“I needed sex, and I needed it now!” 


That’s the rationale Maria (Uta Erickson) gives for answering a sex ad that requests a full time sex servant.  Since she is bored of parading around naked for the neighbors and her lesbian lover isn’t socking it to her like she should, Maria heads on over to the home of Spenser (the director, Michael Findlay), the titular wheelchair bound degenerate.  There, she has sex with a bunch of lesbians, has extended nude photo sessions and has more sex with a bunch of lesbians.  To keep her always ready for more sex, Spenser drugs her up with an intravenous aphrodisiac, which looked pretty effective from where I was sitting.  In the end, Spenser’s manservant Bruno (Earl Hindman) gets jealous of all the attention his master gets so he switches Maria’s aphrodisiac with a psychotic substance that makes her go crazy and murder Spenser.

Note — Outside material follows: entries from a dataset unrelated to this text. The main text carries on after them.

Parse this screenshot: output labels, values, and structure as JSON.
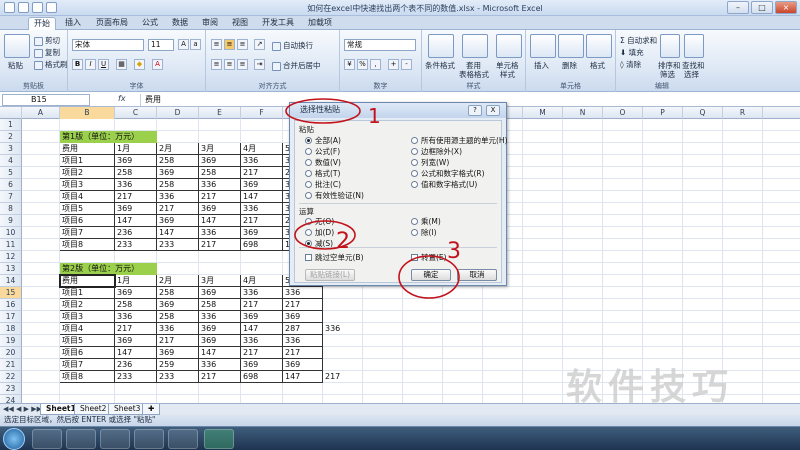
{
  "window": {
    "title": "如何在excel中快速找出两个表不同的数值.xlsx - Microsoft Excel"
  },
  "tabs": [
    "开始",
    "插入",
    "页面布局",
    "公式",
    "数据",
    "审阅",
    "视图",
    "开发工具",
    "加载项"
  ],
  "ribbon": {
    "paste": "粘贴",
    "cut": "剪切",
    "copy": "复制",
    "format_painter": "格式刷",
    "font_name": "宋体",
    "font_size": "11",
    "bold": "B",
    "italic": "I",
    "underline": "U",
    "wrap_text": "自动换行",
    "merge_center": "合并后居中",
    "number_format": "常规",
    "conditional_format": "条件格式",
    "table_format_1": "套用",
    "table_format_2": "表格格式",
    "cell_style_1": "单元格",
    "cell_style_2": "样式",
    "insert": "插入",
    "delete": "删除",
    "format": "格式",
    "autosum": "自动求和",
    "fill": "填充",
    "clear": "清除",
    "sort_filter_1": "排序和",
    "sort_filter_2": "筛选",
    "find_select_1": "查找和",
    "find_select_2": "选择",
    "groups": [
      "剪贴板",
      "字体",
      "对齐方式",
      "数字",
      "样式",
      "单元格",
      "编辑"
    ]
  },
  "formula_bar": {
    "name_box": "B15",
    "fx": "fx",
    "content": "费用"
  },
  "columns": [
    "A",
    "B",
    "C",
    "D",
    "E",
    "F",
    "G",
    "H",
    "I",
    "J",
    "K",
    "L",
    "M",
    "N",
    "O",
    "P",
    "Q",
    "R"
  ],
  "table1": {
    "title": "第1版（单位：万元）",
    "header": [
      "费用",
      "1月",
      "2月",
      "3月",
      "4月",
      "5月"
    ],
    "rows": [
      [
        "项目1",
        "369",
        "258",
        "369",
        "336",
        "336"
      ],
      [
        "项目2",
        "258",
        "369",
        "258",
        "217",
        "217"
      ],
      [
        "项目3",
        "336",
        "258",
        "336",
        "369",
        "369"
      ],
      [
        "项目4",
        "217",
        "336",
        "217",
        "147",
        "336"
      ],
      [
        "项目5",
        "369",
        "217",
        "369",
        "336",
        "336"
      ],
      [
        "项目6",
        "147",
        "369",
        "147",
        "217",
        "217"
      ],
      [
        "项目7",
        "236",
        "147",
        "336",
        "369",
        "369"
      ],
      [
        "项目8",
        "233",
        "233",
        "217",
        "698",
        "147"
      ]
    ]
  },
  "table2": {
    "title": "第2版（单位：万元）",
    "header": [
      "费用",
      "1月",
      "2月",
      "3月",
      "4月",
      "5月"
    ],
    "rows": [
      [
        "项目1",
        "369",
        "258",
        "369",
        "336",
        "336"
      ],
      [
        "项目2",
        "258",
        "369",
        "258",
        "217",
        "217"
      ],
      [
        "项目3",
        "336",
        "258",
        "336",
        "369",
        "369"
      ],
      [
        "项目4",
        "217",
        "336",
        "369",
        "147",
        "287",
        "336"
      ],
      [
        "项目5",
        "369",
        "217",
        "369",
        "336",
        "336"
      ],
      [
        "项目6",
        "147",
        "369",
        "147",
        "217",
        "217"
      ],
      [
        "项目7",
        "236",
        "259",
        "336",
        "369",
        "369"
      ],
      [
        "项目8",
        "233",
        "233",
        "217",
        "698",
        "147",
        "217"
      ]
    ]
  },
  "sheets": [
    "Sheet1",
    "Sheet2",
    "Sheet3"
  ],
  "status": "选定目标区域，然后按 ENTER 或选择 \"粘贴\"",
  "dialog": {
    "title": "选择性粘贴",
    "help": "?",
    "close": "X",
    "paste_section": "粘贴",
    "paste_options": [
      "全部(A)",
      "公式(F)",
      "数值(V)",
      "格式(T)",
      "批注(C)",
      "有效性验证(N)"
    ],
    "paste_options_right": [
      "所有使用源主题的单元(H)",
      "边框除外(X)",
      "列宽(W)",
      "公式和数字格式(R)",
      "值和数字格式(U)"
    ],
    "operation_section": "运算",
    "op_left": [
      "无(O)",
      "加(D)",
      "减(S)"
    ],
    "op_right": [
      "乘(M)",
      "除(I)"
    ],
    "skip_blanks": "跳过空单元(B)",
    "transpose": "转置(E)",
    "paste_link": "粘贴链接(L)",
    "ok": "确定",
    "cancel": "取消"
  },
  "annotations": [
    "1",
    "2",
    "3"
  ],
  "watermark": "软件技巧"
}
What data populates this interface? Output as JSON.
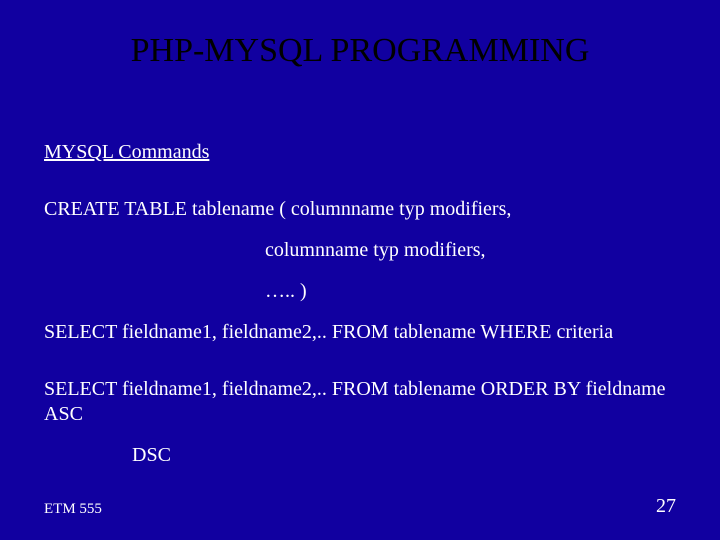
{
  "title": "PHP-MYSQL PROGRAMMING",
  "section_header": "MYSQL Commands",
  "create_line1": "CREATE TABLE tablename ( columnname typ modifiers,",
  "create_line2": "columnname typ modifiers,",
  "create_line3": "….. )",
  "select_where": "SELECT fieldname1, fieldname2,.. FROM tablename WHERE criteria",
  "select_order": "SELECT fieldname1, fieldname2,.. FROM tablename  ORDER BY fieldname ASC",
  "dsc": "DSC",
  "footer_left": "ETM 555",
  "footer_right": "27"
}
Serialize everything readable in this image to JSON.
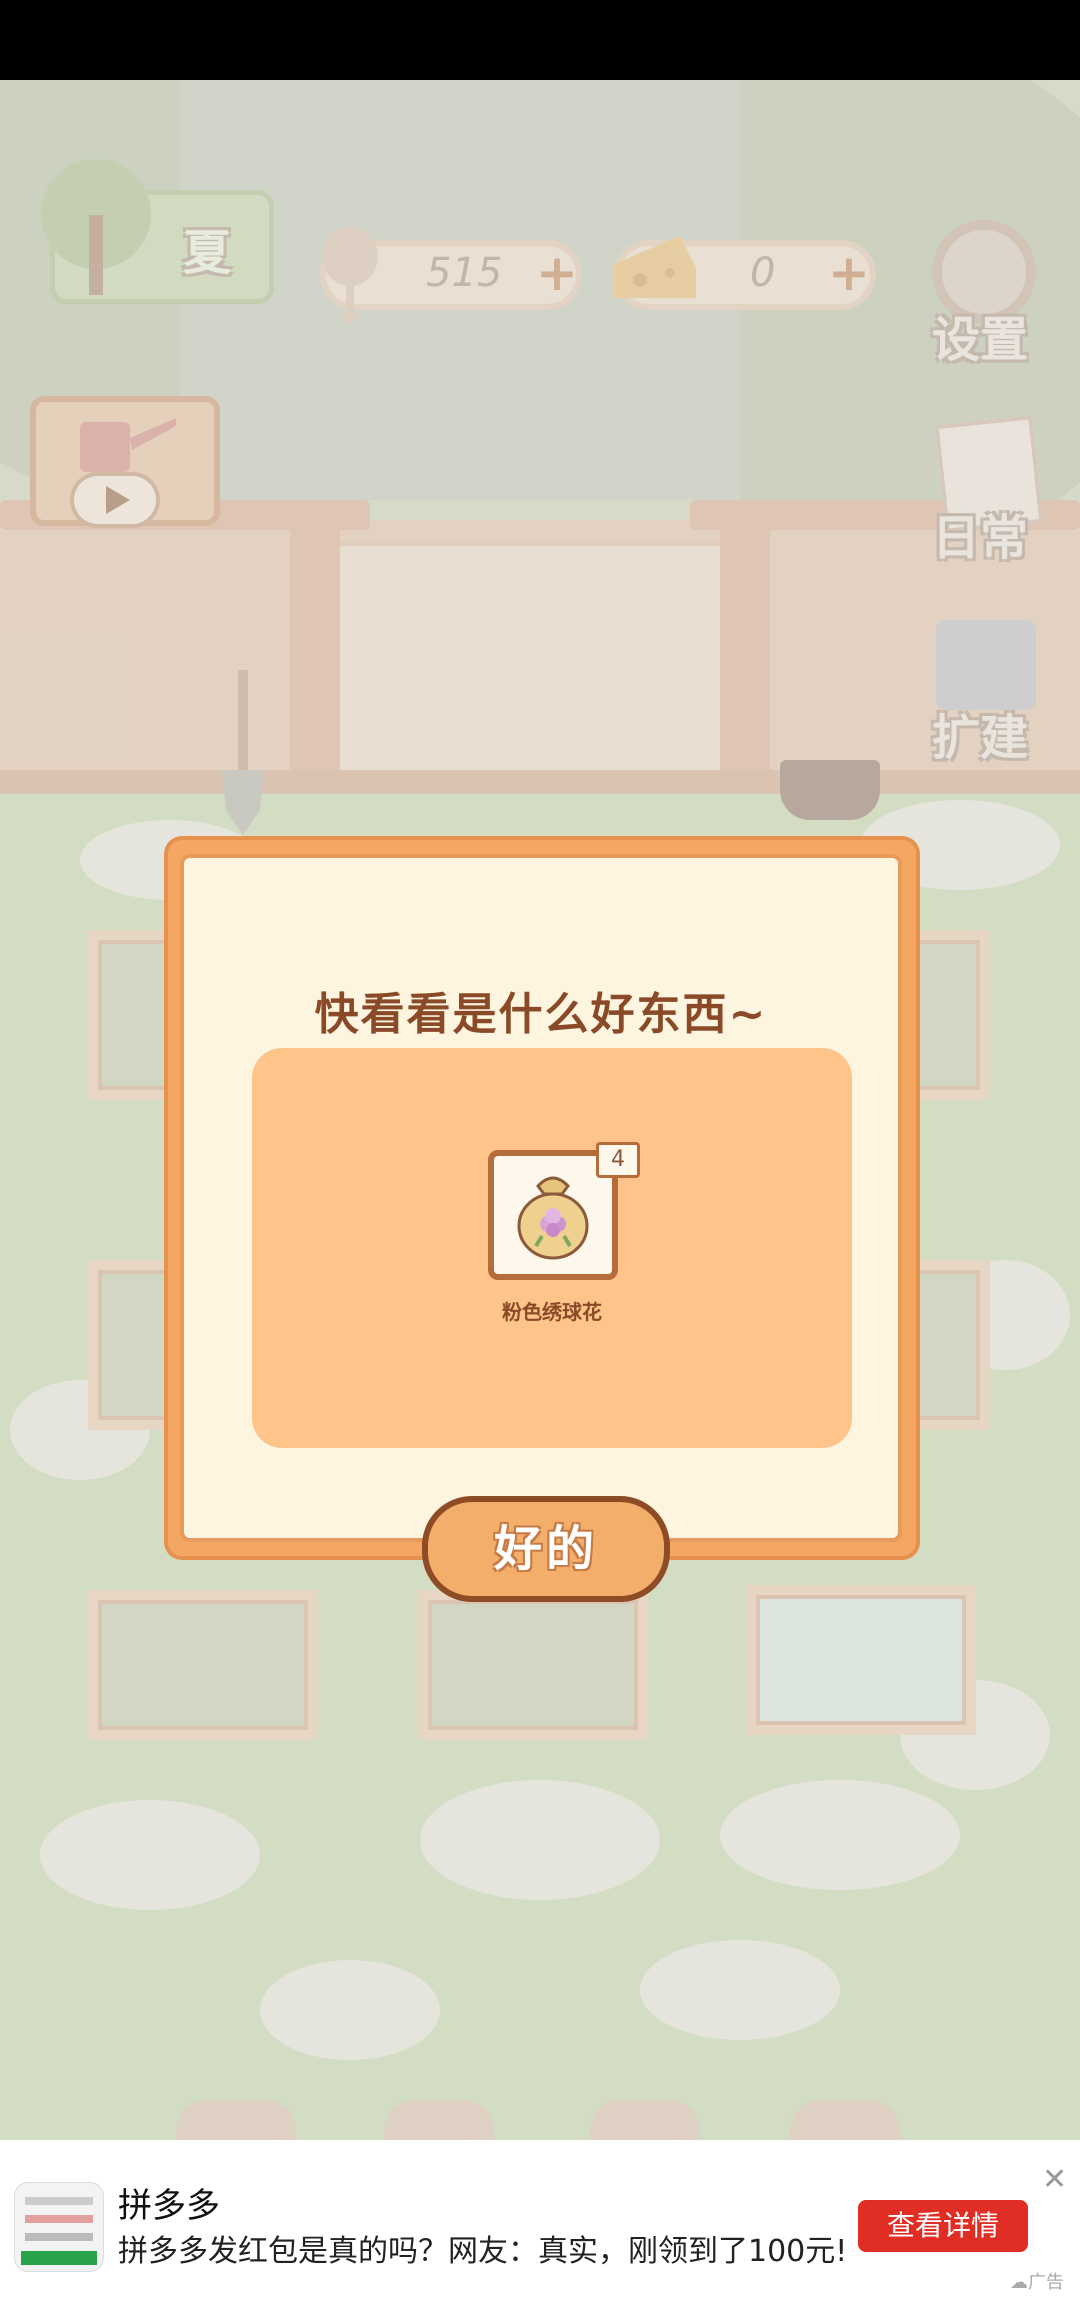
{
  "hud": {
    "season_label": "夏",
    "fish_count": "515",
    "cheese_count": "0",
    "settings_label": "设置",
    "daily_label": "日常",
    "expand_label": "扩建"
  },
  "dialog": {
    "title": "快看看是什么好东西~",
    "item_name": "粉色绣球花",
    "item_count": "4",
    "ok_label": "好的"
  },
  "ad": {
    "app_name": "拼多多",
    "description": "拼多多发红包是真的吗？网友：真实，刚领到了100元!",
    "cta_label": "查看详情",
    "tag_label": "广告"
  }
}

I’m a big fan of Findlay’s Flesh Trilogy, and while The Ultimate Degenerate isn’t quite in the same league as those flicks, it’s still a pretty decent slice of sexploitation.  Like The Curse of Her Flesh, this film features a chick pleasuring herself with a vegetable.  Somebody also must have had an insanely powerful whipped cream fetish because this flick is loaded with scenes of girls getting whipped cream squirted on them.  There’s also a disturbing scene in which a girl gets fucked by a dildo that gives her electric shocks too.


The Ultimate Degenerate isn’t exactly a “good” movie.  It’s technically crude and the flimsy plot goes nowhere for the better half of its 71 minute running time.  Then again, it features a chick naked in just about every scene and has a high quotient of lesbianism, so what more can you really ask from a movie?  Granted, most of the chicks are Butterfaces, but I’m not really going to complain since the nudity is so copious.  While the majority of the film looks awfully shoddy, the freakout scene in which our heroine sees a lot of lingerie clad chicks wearing gas masks was particularly well done.

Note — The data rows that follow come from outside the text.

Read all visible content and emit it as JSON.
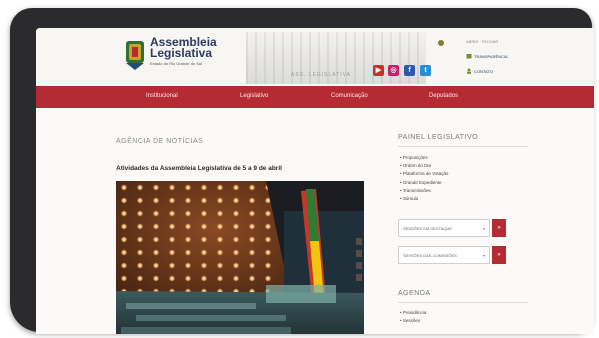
{
  "header": {
    "logo_title_line1": "Assembleia",
    "logo_title_line2": "Legislativa",
    "logo_subtitle": "Estado do Rio Grande do Sul",
    "skyline_caption": "ASS. LEGISLATIVA",
    "top_right_text": "ABRIR · FECHAR",
    "links": [
      {
        "label": "TRANSPARÊNCIA",
        "icon": "building-icon"
      },
      {
        "label": "CONTATO",
        "icon": "person-icon"
      }
    ],
    "social": [
      {
        "name": "youtube-icon",
        "glyph": "▶"
      },
      {
        "name": "instagram-icon",
        "glyph": "◎"
      },
      {
        "name": "facebook-icon",
        "glyph": "f"
      },
      {
        "name": "twitter-icon",
        "glyph": "t"
      }
    ]
  },
  "nav": {
    "items": [
      "Institucional",
      "Legislativo",
      "Comunicação",
      "Deputados"
    ]
  },
  "main": {
    "section_title": "AGÊNCIA DE NOTÍCIAS",
    "headline": "Atividades da Assembleia Legislativa de 5 a 9 de abril"
  },
  "sidebar": {
    "panel_title": "PAINEL LEGISLATIVO",
    "panel_items": [
      "Proposições",
      "Ordem do Dia",
      "Plataforma de Votação",
      "Grande Expediente",
      "Transmissões",
      "Súmula"
    ],
    "select_1": "SESSÕES EM DESTAQUE",
    "select_2": "SESSÕES DAS COMISSÕES",
    "go_label": "»",
    "agenda_title": "AGENDA",
    "agenda_items": [
      "Presidência",
      "Sessões"
    ]
  },
  "colors": {
    "brand_red": "#b52b34",
    "brand_navy": "#2c3b5e"
  }
}
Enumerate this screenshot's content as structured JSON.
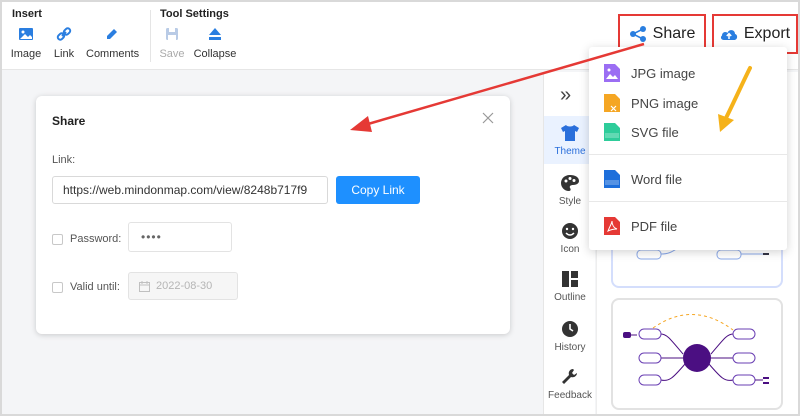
{
  "toolbar": {
    "insert_title": "Insert",
    "tool_settings_title": "Tool Settings",
    "image_label": "Image",
    "link_label": "Link",
    "comments_label": "Comments",
    "save_label": "Save",
    "collapse_label": "Collapse",
    "share_label": "Share",
    "export_label": "Export"
  },
  "share_dialog": {
    "title": "Share",
    "link_label": "Link:",
    "link_value": "https://web.mindonmap.com/view/8248b717f9",
    "copy_button": "Copy Link",
    "password_label": "Password:",
    "password_value": "••••",
    "valid_until_label": "Valid until:",
    "valid_until_value": "2022-08-30"
  },
  "export_menu": {
    "items": [
      {
        "label": "JPG image",
        "icon": "jpg-file-icon",
        "color": "#9b6ef3"
      },
      {
        "label": "PNG image",
        "icon": "png-file-icon",
        "color": "#f5a623"
      },
      {
        "label": "SVG file",
        "icon": "svg-file-icon",
        "color": "#2ecc9a"
      },
      {
        "label": "Word file",
        "icon": "doc-file-icon",
        "color": "#1e6fdb"
      },
      {
        "label": "PDF file",
        "icon": "pdf-file-icon",
        "color": "#e53935"
      }
    ]
  },
  "right_sidebar": {
    "items": [
      {
        "label": "Theme",
        "icon": "tshirt-icon",
        "active": true
      },
      {
        "label": "Style",
        "icon": "palette-icon"
      },
      {
        "label": "Icon",
        "icon": "smiley-icon"
      },
      {
        "label": "Outline",
        "icon": "outline-icon"
      },
      {
        "label": "History",
        "icon": "clock-icon"
      },
      {
        "label": "Feedback",
        "icon": "wrench-icon"
      }
    ]
  },
  "colors": {
    "accent": "#1e90ff",
    "highlight_box": "#e53935",
    "arrow_red": "#e53935",
    "arrow_yellow": "#f5b21a",
    "theme_purple": "#4b0f82"
  }
}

Hindman later went on to play Tim Allen’s neighbor Wilson on Home Improvement!


Best line:  “It’s 1969, so let’s 69!”


AKA:  The Degenerate.


Lusting Hours is a sloppy, slapdash, slipshod, “expose” of women who sell their bodies for sex.  It features a generous amount of nudity and is broken up into three segments.  The first segment is called “House Girls” and is primarily about women who hock their hoo-has in a brothel (“sometimes called a road house”).  The second part, “Street Girls” is mostly about prostitutes who pick up Johns on the street and the final portion, “Call Girls” is all about, well… call girls.


If you notice in that first paragraph I used the words like “primarily” and “mostly” to describe the plots of the various segments of the movie.  That’s because this flick will go off on a tangent about halfway through a segment and start focusing on something totally unrelated when it should be telling you all about what the title is promising.  For instance during the “House Girls” part of the movie, the flick switches gears midstream and starts focusing on photographer’s models.  This is all well and good, but these girls don’t even work in the brothel!  Instead of shoehorning these girls into the “House Girls” chapter, the filmmakers should’ve made a separate segment reserved just for the photographer’s models.  Also, the “Street Girls” section focuses more on gay street hustlers than female prostitutes!  C’mon, isn’t the title of this part called “Street GIRLS”?  Talk about a rip-off. 


On the plus side, the flick does contain a bunch of girls getting naked and that’s always a good thing.


AKA:  The Love Hours.  AKA:  The Wanting Hours.